=== Work order ===
Could the records below be restated word for word, without a single picture?

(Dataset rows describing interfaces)
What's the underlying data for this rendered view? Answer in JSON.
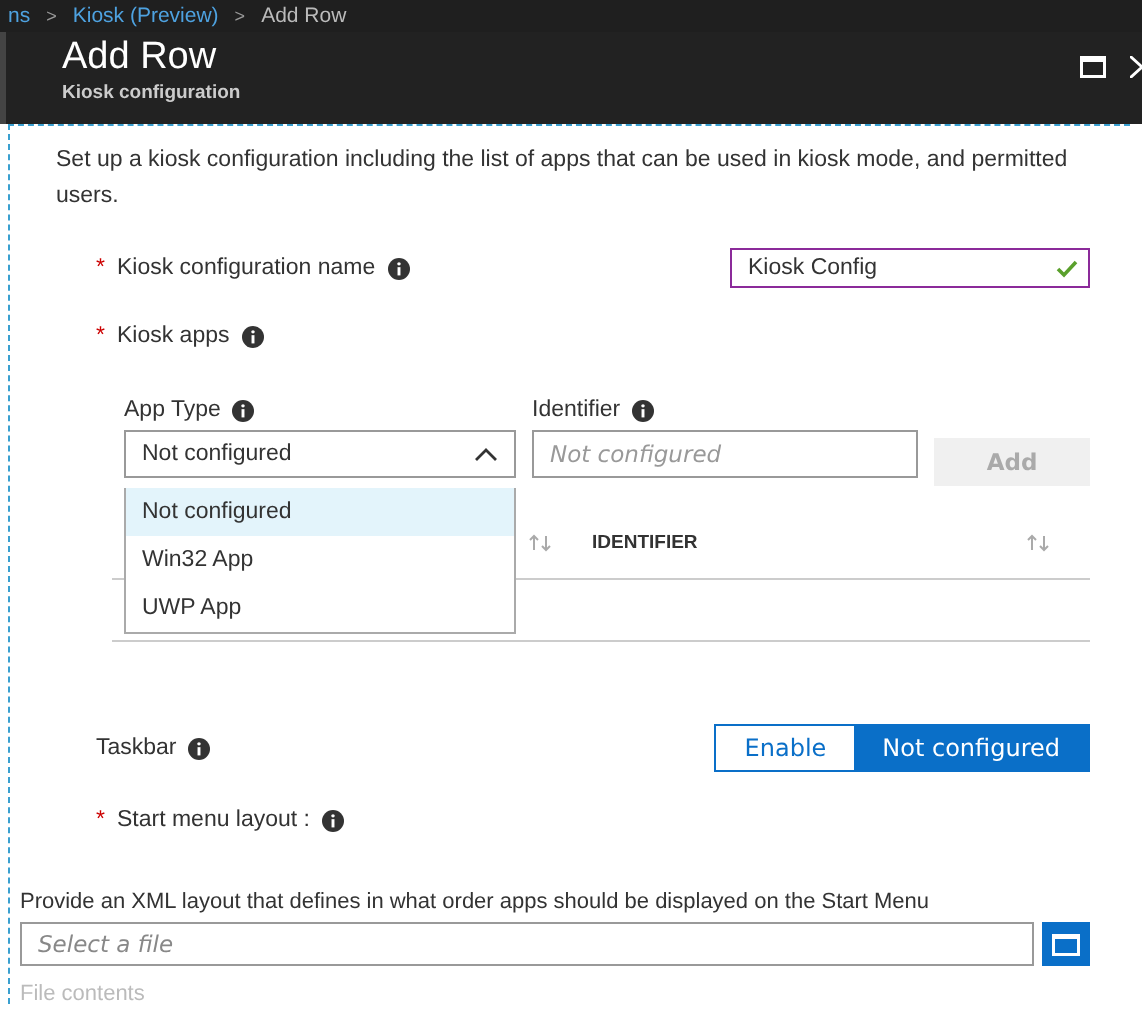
{
  "breadcrumb": [
    {
      "kind": "link",
      "label": "ns"
    },
    {
      "kind": "separator",
      "label": ">"
    },
    {
      "kind": "link",
      "label": "Kiosk (Preview)"
    },
    {
      "kind": "separator",
      "label": ">"
    },
    {
      "kind": "current",
      "label": "Add Row"
    }
  ],
  "header": {
    "title": "Add Row",
    "subtitle": "Kiosk configuration"
  },
  "description": "Set up a kiosk configuration including the list of apps that can be used in kiosk mode, and permitted users.",
  "name_field": {
    "label": "Kiosk configuration name",
    "required_mark": "*",
    "value": "Kiosk Config",
    "valid": true
  },
  "kiosk_apps": {
    "label": "Kiosk apps",
    "required_mark": "*",
    "app_type": {
      "label": "App Type",
      "value": "Not configured",
      "expanded": true,
      "options": [
        {
          "label": "Not configured",
          "selected": true
        },
        {
          "label": "Win32 App",
          "selected": false
        },
        {
          "label": "UWP App",
          "selected": false
        }
      ]
    },
    "identifier": {
      "label": "Identifier",
      "placeholder": "Not configured"
    },
    "add_button": {
      "label": "Add",
      "disabled": true
    },
    "table": {
      "columns": [
        "IDENTIFIER"
      ]
    }
  },
  "taskbar": {
    "label": "Taskbar",
    "options": [
      {
        "label": "Enable",
        "selected": false
      },
      {
        "label": "Not configured",
        "selected": true
      }
    ]
  },
  "start_menu": {
    "label": "Start menu layout :",
    "required_mark": "*",
    "hint": "Provide an XML layout that defines in what order apps should be displayed on the Start Menu",
    "file_field": {
      "placeholder": "Select a file"
    }
  },
  "file_contents": {
    "label": "File contents"
  }
}
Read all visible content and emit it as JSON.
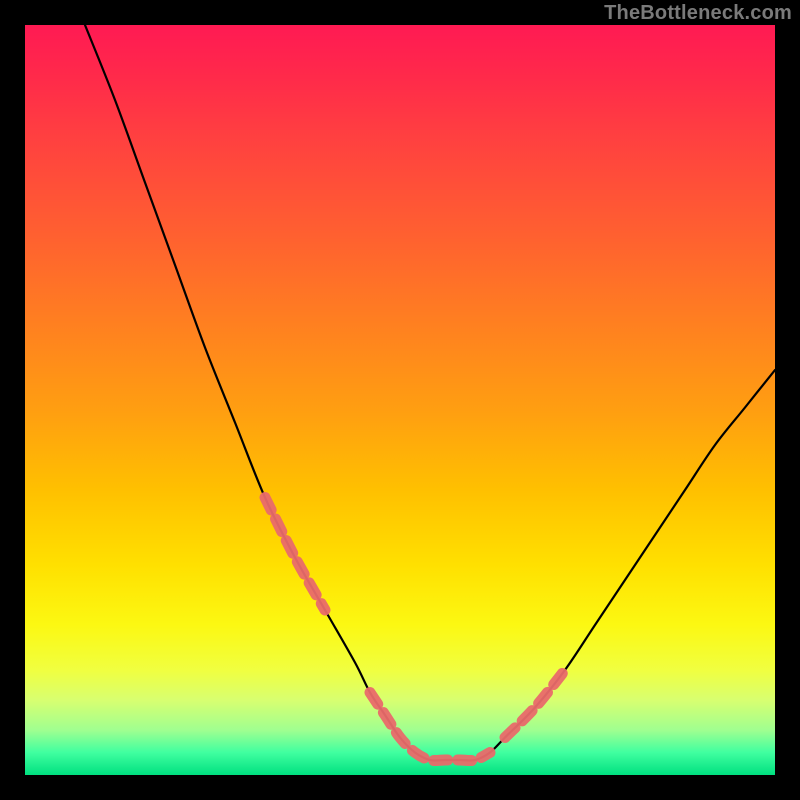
{
  "watermark": "TheBottleneck.com",
  "chart_data": {
    "type": "line",
    "title": "",
    "xlabel": "",
    "ylabel": "",
    "xlim": [
      0,
      100
    ],
    "ylim": [
      0,
      100
    ],
    "series": [
      {
        "name": "bottleneck-curve",
        "x": [
          8,
          12,
          16,
          20,
          24,
          28,
          32,
          36,
          40,
          44,
          46,
          48,
          50,
          52,
          54,
          56,
          58,
          60,
          62,
          64,
          68,
          72,
          76,
          80,
          84,
          88,
          92,
          96,
          100
        ],
        "values": [
          100,
          90,
          79,
          68,
          57,
          47,
          37,
          29,
          22,
          15,
          11,
          8,
          5,
          3,
          2,
          2,
          2,
          2,
          3,
          5,
          9,
          14,
          20,
          26,
          32,
          38,
          44,
          49,
          54
        ]
      }
    ],
    "highlight_segments": [
      {
        "x_range": [
          32,
          40
        ],
        "side": "left"
      },
      {
        "x_range": [
          46,
          62
        ],
        "side": "bottom"
      },
      {
        "x_range": [
          64,
          72
        ],
        "side": "right"
      }
    ],
    "colors": {
      "curve": "#000000",
      "highlight": "#e96a6a",
      "gradient_top": "#ff1a53",
      "gradient_bottom": "#00e080"
    }
  }
}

=== Exercise response ===
What's the underlying data for this rendered view? Answer in JSON.
{
  "breadcrumb": [
    {
      "kind": "link",
      "label": "ns"
    },
    {
      "kind": "separator",
      "label": ">"
    },
    {
      "kind": "link",
      "label": "Kiosk (Preview)"
    },
    {
      "kind": "separator",
      "label": ">"
    },
    {
      "kind": "current",
      "label": "Add Row"
    }
  ],
  "header": {
    "title": "Add Row",
    "subtitle": "Kiosk configuration"
  },
  "description": "Set up a kiosk configuration including the list of apps that can be used in kiosk mode, and permitted users.",
  "name_field": {
    "label": "Kiosk configuration name",
    "required_mark": "*",
    "value": "Kiosk Config",
    "valid": true
  },
  "kiosk_apps": {
    "label": "Kiosk apps",
    "required_mark": "*",
    "app_type": {
      "label": "App Type",
      "value": "Not configured",
      "expanded": true,
      "options": [
        {
          "label": "Not configured",
          "selected": true
        },
        {
          "label": "Win32 App",
          "selected": false
        },
        {
          "label": "UWP App",
          "selected": false
        }
      ]
    },
    "identifier": {
      "label": "Identifier",
      "placeholder": "Not configured"
    },
    "add_button": {
      "label": "Add",
      "disabled": true
    },
    "table": {
      "columns": [
        "IDENTIFIER"
      ]
    }
  },
  "taskbar": {
    "label": "Taskbar",
    "options": [
      {
        "label": "Enable",
        "selected": false
      },
      {
        "label": "Not configured",
        "selected": true
      }
    ]
  },
  "start_menu": {
    "label": "Start menu layout :",
    "required_mark": "*",
    "hint": "Provide an XML layout that defines in what order apps should be displayed on the Start Menu",
    "file_field": {
      "placeholder": "Select a file"
    }
  },
  "file_contents": {
    "label": "File contents"
  }
}
Read all visible content and emit it as JSON.
{
  "watermark": "TheBottleneck.com",
  "chart_data": {
    "type": "line",
    "title": "",
    "xlabel": "",
    "ylabel": "",
    "xlim": [
      0,
      100
    ],
    "ylim": [
      0,
      100
    ],
    "series": [
      {
        "name": "bottleneck-curve",
        "x": [
          8,
          12,
          16,
          20,
          24,
          28,
          32,
          36,
          40,
          44,
          46,
          48,
          50,
          52,
          54,
          56,
          58,
          60,
          62,
          64,
          68,
          72,
          76,
          80,
          84,
          88,
          92,
          96,
          100
        ],
        "values": [
          100,
          90,
          79,
          68,
          57,
          47,
          37,
          29,
          22,
          15,
          11,
          8,
          5,
          3,
          2,
          2,
          2,
          2,
          3,
          5,
          9,
          14,
          20,
          26,
          32,
          38,
          44,
          49,
          54
        ]
      }
    ],
    "highlight_segments": [
      {
        "x_range": [
          32,
          40
        ],
        "side": "left"
      },
      {
        "x_range": [
          46,
          62
        ],
        "side": "bottom"
      },
      {
        "x_range": [
          64,
          72
        ],
        "side": "right"
      }
    ],
    "colors": {
      "curve": "#000000",
      "highlight": "#e96a6a",
      "gradient_top": "#ff1a53",
      "gradient_bottom": "#00e080"
    }
  }
}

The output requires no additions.